▸ How to complete this task
Read the lines below. Copy out any that hold the string "JSON".

[Items from an interface collection]
====
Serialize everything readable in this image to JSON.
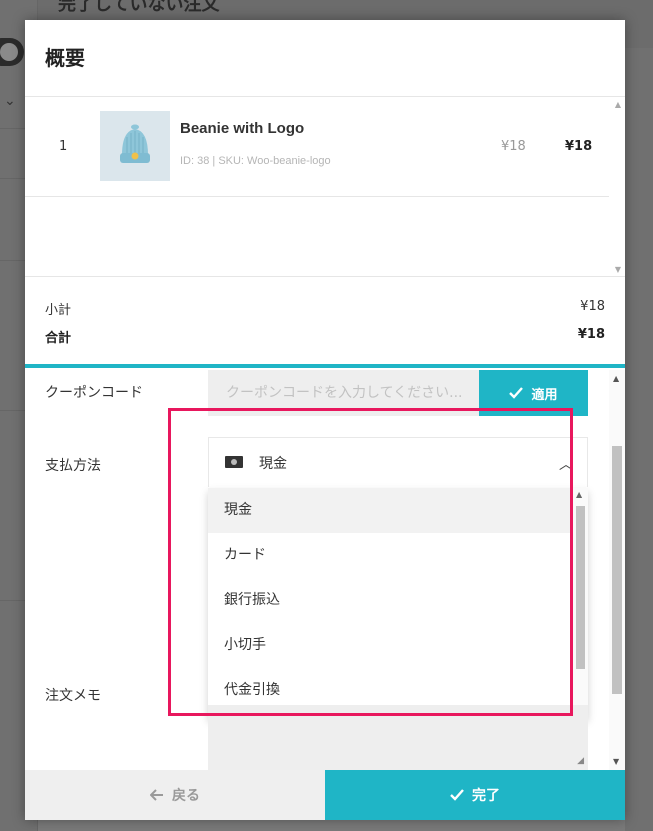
{
  "background": {
    "title": "完了していない注文"
  },
  "modal": {
    "title": "概要"
  },
  "items": [
    {
      "index": "1",
      "name": "Beanie with Logo",
      "meta": "ID: 38 | SKU: Woo-beanie-logo",
      "unit_price": "¥18",
      "total": "¥18"
    }
  ],
  "totals": {
    "subtotal_label": "小計",
    "subtotal_value": "¥18",
    "total_label": "合計",
    "total_value": "¥18"
  },
  "coupon": {
    "label": "クーポンコード",
    "placeholder": "クーポンコードを入力してください...",
    "apply_label": "適用"
  },
  "payment": {
    "label": "支払方法",
    "selected": "現金",
    "options": [
      "現金",
      "カード",
      "銀行振込",
      "小切手",
      "代金引換"
    ]
  },
  "note": {
    "label": "注文メモ"
  },
  "footer": {
    "back_label": "戻る",
    "done_label": "完了"
  },
  "colors": {
    "accent": "#1fb5c6",
    "highlight": "#e8175d"
  }
}
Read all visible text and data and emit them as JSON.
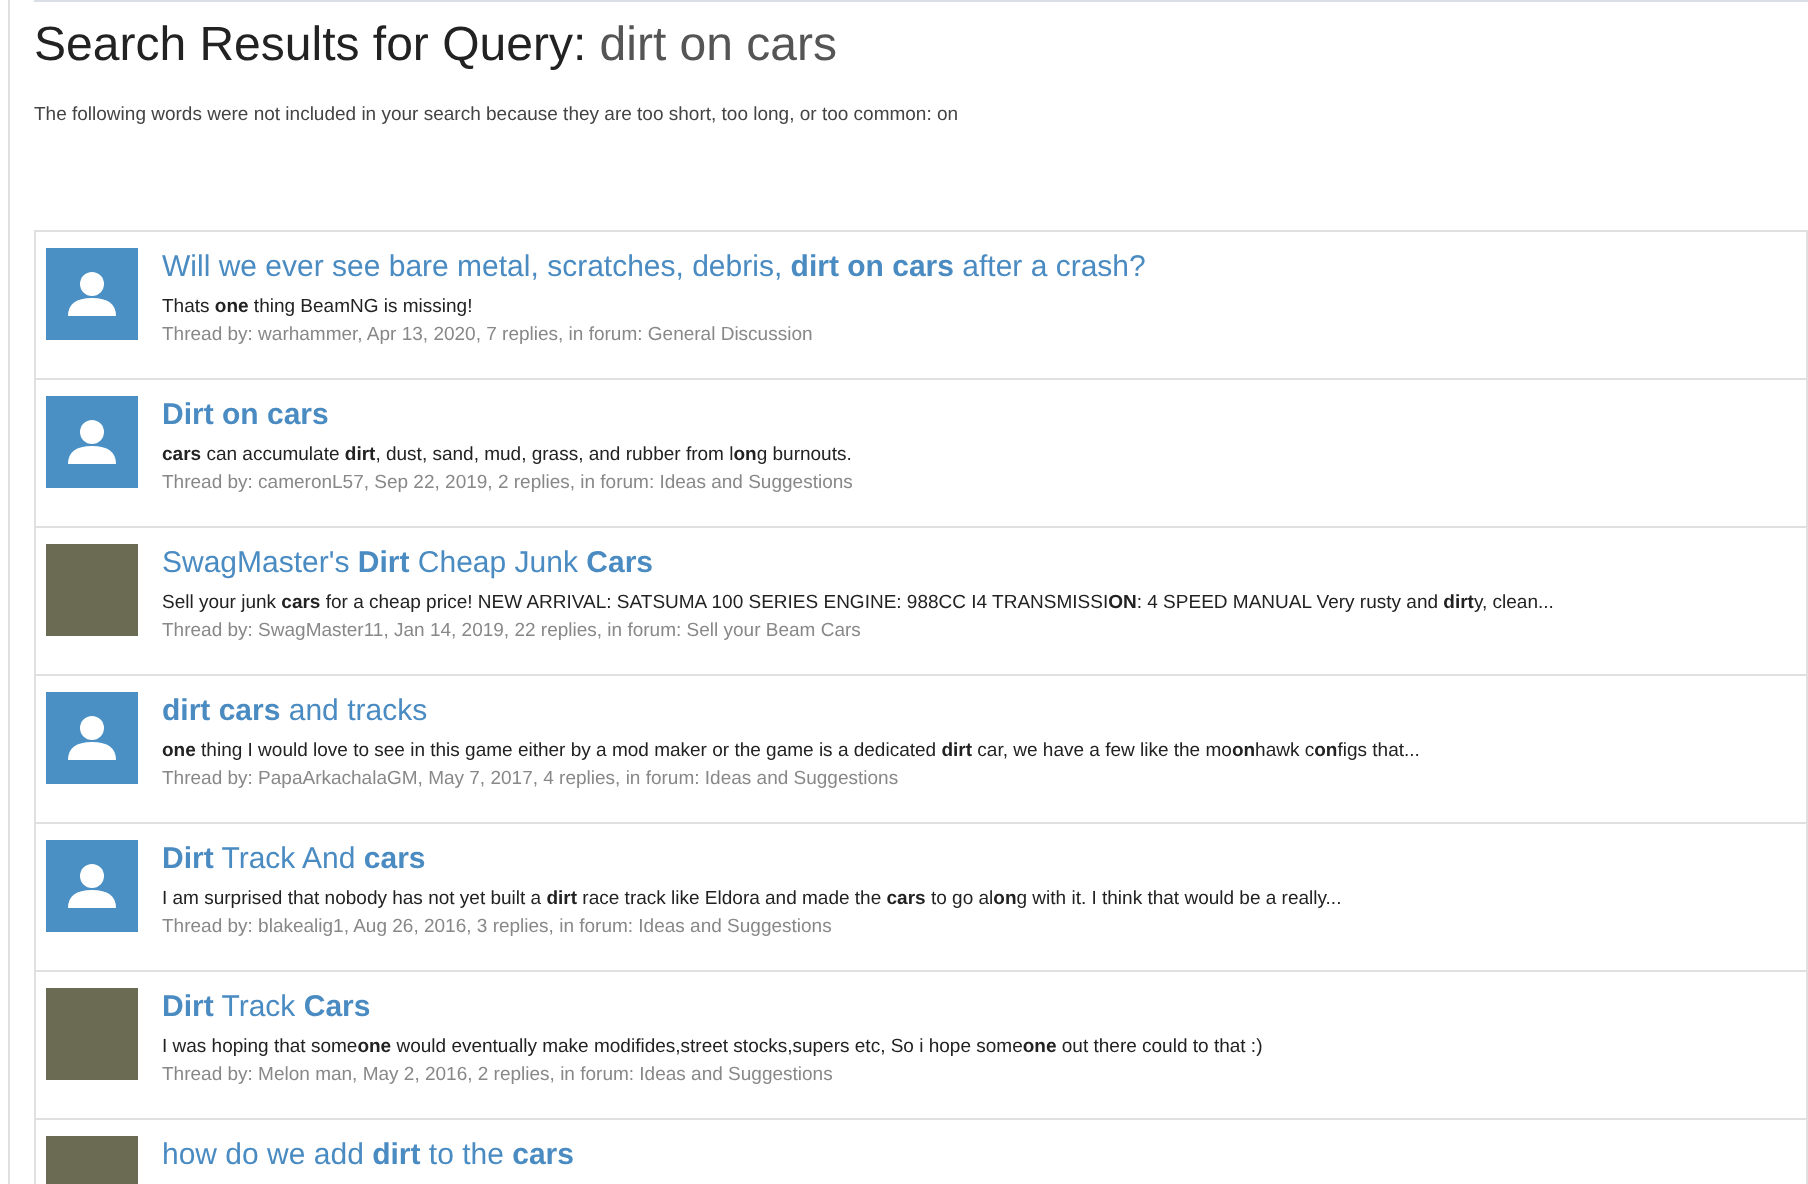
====
▸ Task output
Serialize everything readable in this image to JSON.
Read all visible text and data and emit them as JSON.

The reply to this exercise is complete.